I've been playing Strat regularly since 1969 or so. I was about 5 years old when my uncle gave my brother (8 years old at the time) and me a Strat baseball set he used in college that included the 1966 NL East teams. I was hooked immediately. Baseball led to football, which led to hockey and basketball and then the computer games of each. I have played in a number of computer and cards/dice leagues and in a STAR Tournament. Needless to say, at the age of 42, I am still playing Strat regularly, and with my 7-year-old son who enjoys it as well (but likes Yu-Gi-Oh! cards more).
Mike Jaffe

I was a simulation sports addict as a kid. It started in middle school when my dad introduced me to his 1965 APBA football game. I loved "watching" Gale Sayers do his stuff, and it quickly led to my purchase of the current seasons of basketball, baseball and football. Eventually, I found Strat-O-Matic and purchased one of their early DOS versions of baseball. I loved draft-o-matic and played lots of made-up seasons.

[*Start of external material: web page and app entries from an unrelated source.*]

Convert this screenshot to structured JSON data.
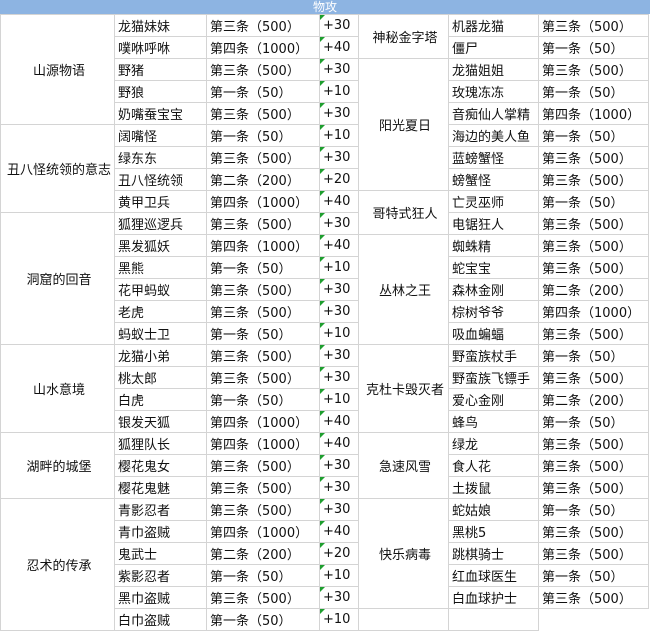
{
  "header": {
    "title": "物攻"
  },
  "groups_left": [
    {
      "name": "山源物语"
    },
    {
      "name": "丑八怪统领的意志"
    },
    {
      "name": "洞窟的回音"
    },
    {
      "name": "山水意境"
    },
    {
      "name": "湖畔的城堡"
    },
    {
      "name": "忍术的传承"
    }
  ],
  "rows_left": [
    {
      "name": "龙猫妹妹",
      "cond": "第三条（500）",
      "bonus": "+30"
    },
    {
      "name": "噗咻呼咻",
      "cond": "第四条（1000）",
      "bonus": "+40"
    },
    {
      "name": "野猪",
      "cond": "第三条（500）",
      "bonus": "+30"
    },
    {
      "name": "野狼",
      "cond": "第一条（50）",
      "bonus": "+10"
    },
    {
      "name": "奶嘴蚕宝宝",
      "cond": "第三条（500）",
      "bonus": "+30"
    },
    {
      "name": "阔嘴怪",
      "cond": "第一条（50）",
      "bonus": "+10"
    },
    {
      "name": "绿东东",
      "cond": "第三条（500）",
      "bonus": "+30"
    },
    {
      "name": "丑八怪统领",
      "cond": "第二条（200）",
      "bonus": "+20"
    },
    {
      "name": "黄甲卫兵",
      "cond": "第四条（1000）",
      "bonus": "+40"
    },
    {
      "name": "狐狸巡逻兵",
      "cond": "第三条（500）",
      "bonus": "+30"
    },
    {
      "name": "黑发狐妖",
      "cond": "第四条（1000）",
      "bonus": "+40"
    },
    {
      "name": "黑熊",
      "cond": "第一条（50）",
      "bonus": "+10"
    },
    {
      "name": "花甲蚂蚁",
      "cond": "第三条（500）",
      "bonus": "+30"
    },
    {
      "name": "老虎",
      "cond": "第三条（500）",
      "bonus": "+30"
    },
    {
      "name": "蚂蚁士卫",
      "cond": "第一条（50）",
      "bonus": "+10"
    },
    {
      "name": "龙猫小弟",
      "cond": "第三条（500）",
      "bonus": "+30"
    },
    {
      "name": "桃太郎",
      "cond": "第三条（500）",
      "bonus": "+30"
    },
    {
      "name": "白虎",
      "cond": "第一条（50）",
      "bonus": "+10"
    },
    {
      "name": "银发天狐",
      "cond": "第四条（1000）",
      "bonus": "+40"
    },
    {
      "name": "狐狸队长",
      "cond": "第四条（1000）",
      "bonus": "+40"
    },
    {
      "name": "樱花鬼女",
      "cond": "第三条（500）",
      "bonus": "+30"
    },
    {
      "name": "樱花鬼魅",
      "cond": "第三条（500）",
      "bonus": "+30"
    },
    {
      "name": "青影忍者",
      "cond": "第三条（500）",
      "bonus": "+30"
    },
    {
      "name": "青巾盗贼",
      "cond": "第四条（1000）",
      "bonus": "+40"
    },
    {
      "name": "鬼武士",
      "cond": "第二条（200）",
      "bonus": "+20"
    },
    {
      "name": "紫影忍者",
      "cond": "第一条（50）",
      "bonus": "+10"
    },
    {
      "name": "黑巾盗贼",
      "cond": "第三条（500）",
      "bonus": "+30"
    },
    {
      "name": "白巾盗贼",
      "cond": "第一条（50）",
      "bonus": "+10"
    }
  ],
  "groups_right": [
    {
      "name": "神秘金字塔"
    },
    {
      "name": "阳光夏日"
    },
    {
      "name": "哥特式狂人"
    },
    {
      "name": "丛林之王"
    },
    {
      "name": "克杜卡毁灭者"
    },
    {
      "name": "急速风雪"
    },
    {
      "name": "快乐病毒"
    }
  ],
  "rows_right": [
    {
      "name": "机器龙猫",
      "cond": "第三条（500）"
    },
    {
      "name": "僵尸",
      "cond": "第一条（50）"
    },
    {
      "name": "龙猫姐姐",
      "cond": "第三条（500）"
    },
    {
      "name": "玫瑰冻冻",
      "cond": "第一条（50）"
    },
    {
      "name": "音痴仙人掌精",
      "cond": "第四条（1000）"
    },
    {
      "name": "海边的美人鱼",
      "cond": "第一条（50）"
    },
    {
      "name": "蓝螃蟹怪",
      "cond": "第三条（500）"
    },
    {
      "name": "螃蟹怪",
      "cond": "第三条（500）"
    },
    {
      "name": "亡灵巫师",
      "cond": "第一条（50）"
    },
    {
      "name": "电锯狂人",
      "cond": "第三条（500）"
    },
    {
      "name": "蜘蛛精",
      "cond": "第三条（500）"
    },
    {
      "name": "蛇宝宝",
      "cond": "第三条（500）"
    },
    {
      "name": "森林金刚",
      "cond": "第二条（200）"
    },
    {
      "name": "棕树爷爷",
      "cond": "第四条（1000）"
    },
    {
      "name": "吸血蝙蝠",
      "cond": "第三条（500）"
    },
    {
      "name": "野蛮族杖手",
      "cond": "第一条（50）"
    },
    {
      "name": "野蛮族飞镖手",
      "cond": "第三条（500）"
    },
    {
      "name": "爱心金刚",
      "cond": "第二条（200）"
    },
    {
      "name": "蜂鸟",
      "cond": "第一条（50）"
    },
    {
      "name": "绿龙",
      "cond": "第三条（500）"
    },
    {
      "name": "食人花",
      "cond": "第三条（500）"
    },
    {
      "name": "土拨鼠",
      "cond": "第三条（500）"
    },
    {
      "name": "蛇姑娘",
      "cond": "第一条（50）"
    },
    {
      "name": "黑桃5",
      "cond": "第三条（500）"
    },
    {
      "name": "跳棋骑士",
      "cond": "第三条（500）"
    },
    {
      "name": "红血球医生",
      "cond": "第一条（50）"
    },
    {
      "name": "白血球护士",
      "cond": "第三条（500）"
    }
  ]
}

In high school, I founded an APBA pro basketball league. It lasted until we went to college but was my first taste of sim leagues as competition. The '94 strike soured my love of baseball for a while, but the summer of '98 brought me back. I played that season as a solitary replay. But with the discovery of the Internet while at college, I found other crazies and started a new league.

The Indiana Baseball League started in 2000, using the 1999 card set. It has now been almost seven years and we're still running strong. In the past two years, we've expanded into a new entity known as the IBL universe. I'm not sure how the idea started, but I became interested in retro leagues. We decided it would be pretty cool to relieve baseball history and add to our current-season team. The first step was the Pre-IBL (PIBL), which was a retro league started in 1946. DiMaggio, Williams and Feller joined the current stars as a part of IBL history. This summer, we added another branch with a 1978 retro league called the XIBL (Gen X). I was born in 1978, so it was a great place to start another league. We are cruising along toward a league history that will include 1946 to the present. Maybe someday we'll get back to Cobb, Ruth and Johnson.

Needless to say, I spend more than my share of hours on looking at the careers of players long since retired. In the past few weeks, I've traded for Virgil Trucks and Chipper Jones while drafting George Brett, Bobby Grich and Dwayne Washington. We've also taken the Sports Guy to heart and designed a tiered Hall of Fame to honor our greats.

Any time I mention this to my wife, I get the "You're talking to your pretend friends, right?" line.
Jeff Spencer